Yuval Noah Harari (Homo Deus: A History of Tomorrow)
DIVING BOARD NOTES Odie tells Albert, a friend the family knew back in Iran, that I had a cocktail party, and they met my Armenian writer friend, and she found him intelligent and smokin’ hot. Odie is perfectly fluent in English, but connotation can still trip her up. A while back, I told her that when Americans think someone is nice-looking, they say, “smokin’ hot.” Albert’s twenty-two-year-old son seated next to me whispers, “She thinks he’s smoking hot?” I whisper back, “She also thinks you and I are smoking hot. It’s her phrase.” Albert, on the other side of me, whispers, “You are smoking pot?” Patrick, across from me, listening through the din, says, “No, I don’t like smoking pot.” Armen, a little hard of hearing, says to Patrick, “You like smoking pot?!” Albert whispers to me, “Pot is not so bad. I like Scotch better.” Odie, oblivious to their side conversations, finishes her recounting with a flourish: “And he’s such a good writer!
Diana Marcum (The Tenth Island: Finding Joy, Beauty, and Unexpected Love in the Azores)
Genocide is a word. Like the words “love” or “God,” it seems to be comprehensible. But in fact it cannot be grasped, it cannot be taken in. It is the unspeakable made verbal.

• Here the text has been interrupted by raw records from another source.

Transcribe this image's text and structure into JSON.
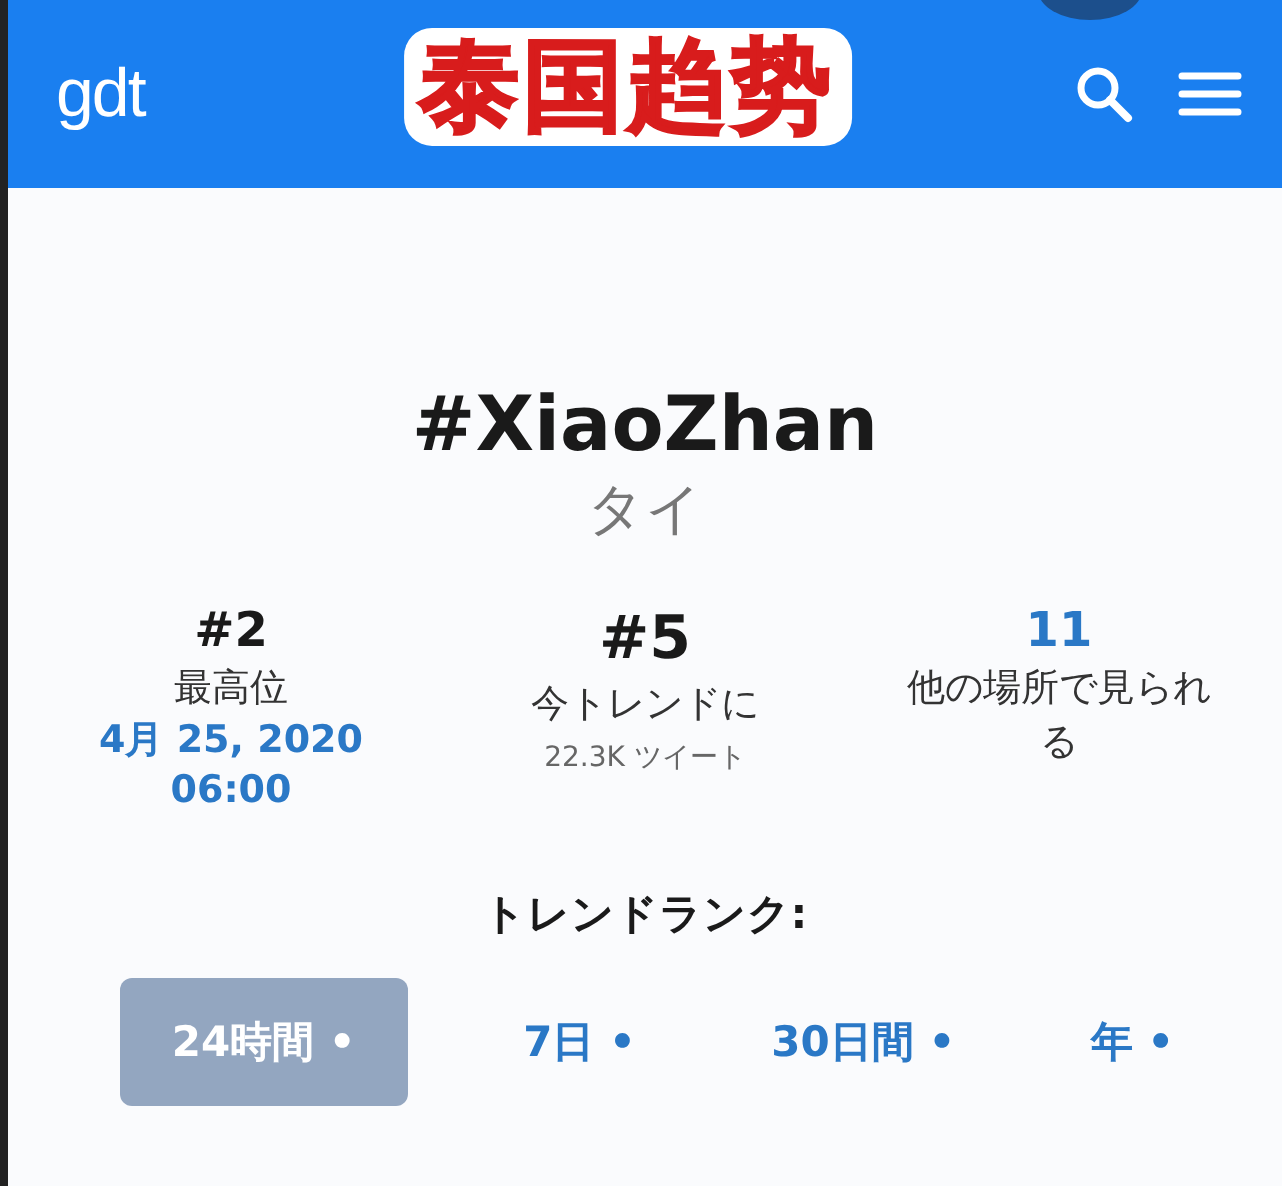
{
  "header": {
    "logo": "gdt",
    "overlay_caption": "泰国趋势"
  },
  "trend": {
    "title": "#XiaoZhan",
    "location": "タイ"
  },
  "stats": [
    {
      "kind": "plain",
      "value": "#2",
      "label": "最高位",
      "detail": "4月 25, 2020 06:00"
    },
    {
      "kind": "main",
      "value": "#5",
      "label": "今トレンドに",
      "detail": "22.3K ツイート"
    },
    {
      "kind": "link",
      "value": "11",
      "label": "他の場所で見られる"
    }
  ],
  "rank": {
    "heading": "トレンドランク:",
    "tabs": [
      {
        "label": "24時間 •",
        "selected": true
      },
      {
        "label": "7日 •",
        "selected": false
      },
      {
        "label": "30日間 •",
        "selected": false
      },
      {
        "label": "年 •",
        "selected": false
      }
    ]
  }
}
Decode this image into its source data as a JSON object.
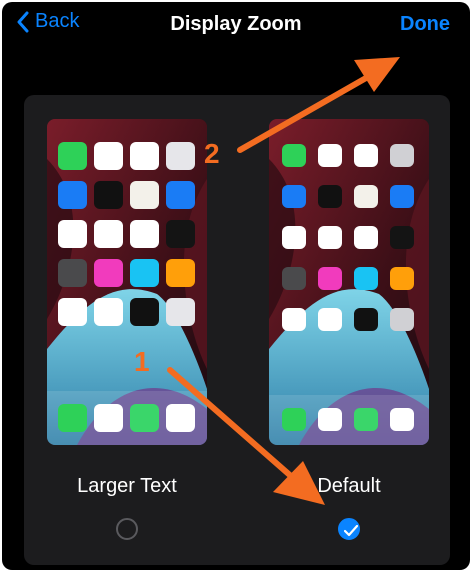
{
  "nav": {
    "back_label": "Back",
    "title": "Display Zoom",
    "done_label": "Done"
  },
  "options": [
    {
      "label": "Larger Text",
      "selected": false
    },
    {
      "label": "Default",
      "selected": true
    }
  ],
  "annotations": {
    "step1": "1",
    "step2": "2",
    "arrow_color": "#f36c21"
  },
  "colors": {
    "accent": "#0a84ff",
    "background": "#000000",
    "card": "#1c1c1e"
  }
}
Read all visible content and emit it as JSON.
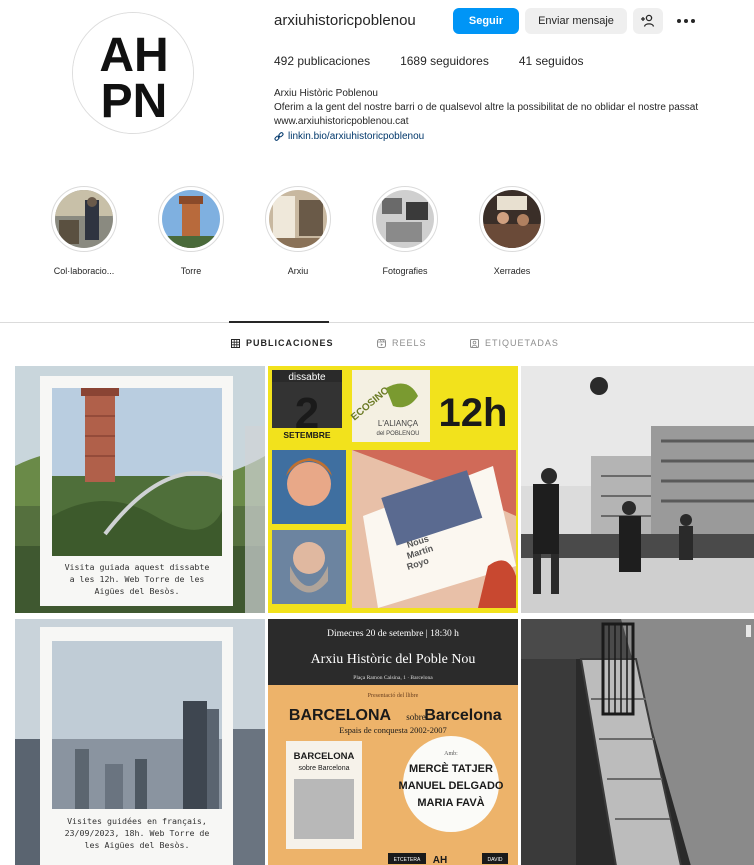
{
  "profile": {
    "username": "arxiuhistoricpoblenou",
    "follow_label": "Seguir",
    "message_label": "Enviar mensaje",
    "add_icon": "person-plus-icon",
    "more_icon": "ellipsis-icon",
    "avatar_text_top": "AH",
    "avatar_text_bottom": "PN",
    "stats": {
      "posts": "492 publicaciones",
      "followers": "1689 seguidores",
      "following": "41 seguidos"
    },
    "full_name": "Arxiu Històric Poblenou",
    "bio": "Oferim a la gent del nostre barri o de qualsevol altre la possibilitat de no oblidar el nostre passat",
    "website": "www.arxiuhistoricpoblenou.cat",
    "link": "linkin.bio/arxiuhistoricpoblenou"
  },
  "highlights": [
    {
      "label": "Col·laboracio..."
    },
    {
      "label": "Torre"
    },
    {
      "label": "Arxiu"
    },
    {
      "label": "Fotografies"
    },
    {
      "label": "Xerrades"
    }
  ],
  "tabs": [
    {
      "label": "PUBLICACIONES"
    },
    {
      "label": "REELS"
    },
    {
      "label": "ETIQUETADAS"
    }
  ],
  "posts": {
    "p1": {
      "caption_1": "Visita guiada aquest dissabte",
      "caption_2": "a les 12h. Web Torre de les",
      "caption_3": "Aigües del Besòs."
    },
    "p2": {
      "day_label": "dissabte",
      "day_number": "2",
      "month": "SETEMBRE",
      "hour": "12h",
      "logo_1": "ECOSINO",
      "logo_2": "L'ALIANÇA",
      "logo_3": "del POBLENOU",
      "book_1": "Nous",
      "book_2": "Martín",
      "book_3": "Royo"
    },
    "p4": {
      "caption_1": "Visites guidées en français,",
      "caption_2": "23/09/2023, 18h. Web Torre de",
      "caption_3": "les Aigües del Besòs."
    },
    "p5": {
      "date_line": "Dimecres 20 de setembre  |  18:30 h",
      "org": "Arxiu Històric del Poble Nou",
      "address": "Plaça Ramon Calsina, 1 · Barcelona",
      "presentation": "Presentació del llibre",
      "book_title_a": "BARCELONA",
      "book_title_b": "sobre",
      "book_title_c": "Barcelona",
      "book_subtitle": "Espais de conquesta 2002-2007",
      "cover_1": "BARCELONA",
      "cover_2": "sobre Barcelona",
      "amb": "Amb:",
      "name_1": "MERCÈ TATJER",
      "name_2": "MANUEL DELGADO",
      "name_3": "MARIA FAVÀ",
      "footer_1": "ETCETERA",
      "footer_2": "AH",
      "footer_3": "DAVID"
    }
  }
}
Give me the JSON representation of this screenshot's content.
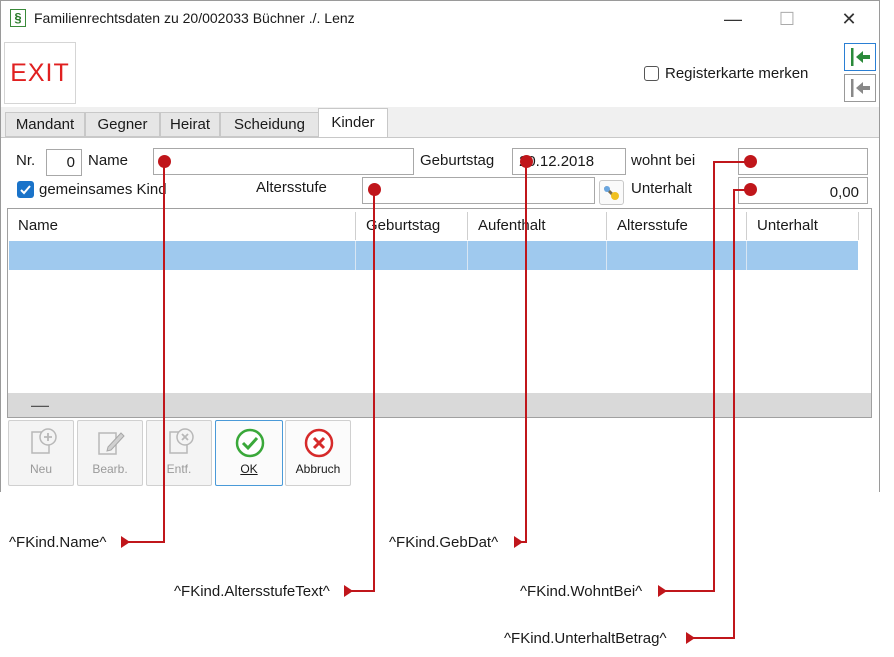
{
  "window": {
    "title": "Familienrechtsdaten zu 20/002033 Büchner ./. Lenz",
    "icon": "§",
    "minimize": "—",
    "maximize": "☐",
    "close": "✕"
  },
  "toolbar": {
    "exit_label": "EXIT",
    "remember_tab_label": "Registerkarte merken",
    "remember_tab_checked": false
  },
  "tabs": [
    "Mandant",
    "Gegner",
    "Heirat",
    "Scheidung",
    "Kinder"
  ],
  "active_tab": "Kinder",
  "form": {
    "nr_label": "Nr.",
    "nr_value": "0",
    "name_label": "Name",
    "name_value": "",
    "geburtstag_label": "Geburtstag",
    "geburtstag_value": "20.12.2018",
    "wohnt_bei_label": "wohnt bei",
    "wohnt_bei_value": "",
    "gemeinsames_kind_label": "gemeinsames Kind",
    "gemeinsames_kind_checked": true,
    "altersstufe_label": "Altersstufe",
    "altersstufe_value": "",
    "unterhalt_label": "Unterhalt",
    "unterhalt_value": "0,00"
  },
  "table": {
    "columns": [
      "Name",
      "Geburtstag",
      "Aufenthalt",
      "Altersstufe",
      "Unterhalt"
    ],
    "footer_mark": "—"
  },
  "buttons": {
    "neu": "Neu",
    "bearb": "Bearb.",
    "entf": "Entf.",
    "ok": "OK",
    "abbruch": "Abbruch"
  },
  "annotations": {
    "name": "^FKind.Name^",
    "gebdat": "^FKind.GebDat^",
    "altersstufe": "^FKind.AltersstufeText^",
    "wohntbei": "^FKind.WohntBei^",
    "unterhalt": "^FKind.UnterhaltBetrag^"
  },
  "colors": {
    "marker": "#c0161b",
    "selection": "#9fc9ee",
    "exit": "#e02020",
    "checkbox_checked": "#1a73c9",
    "ok_green": "#3aa83a",
    "cancel_red": "#d62a2a"
  }
}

Eric Bogosian (Operation Nemesis: The Assassination Plot that Avenged the Armenian Genocide)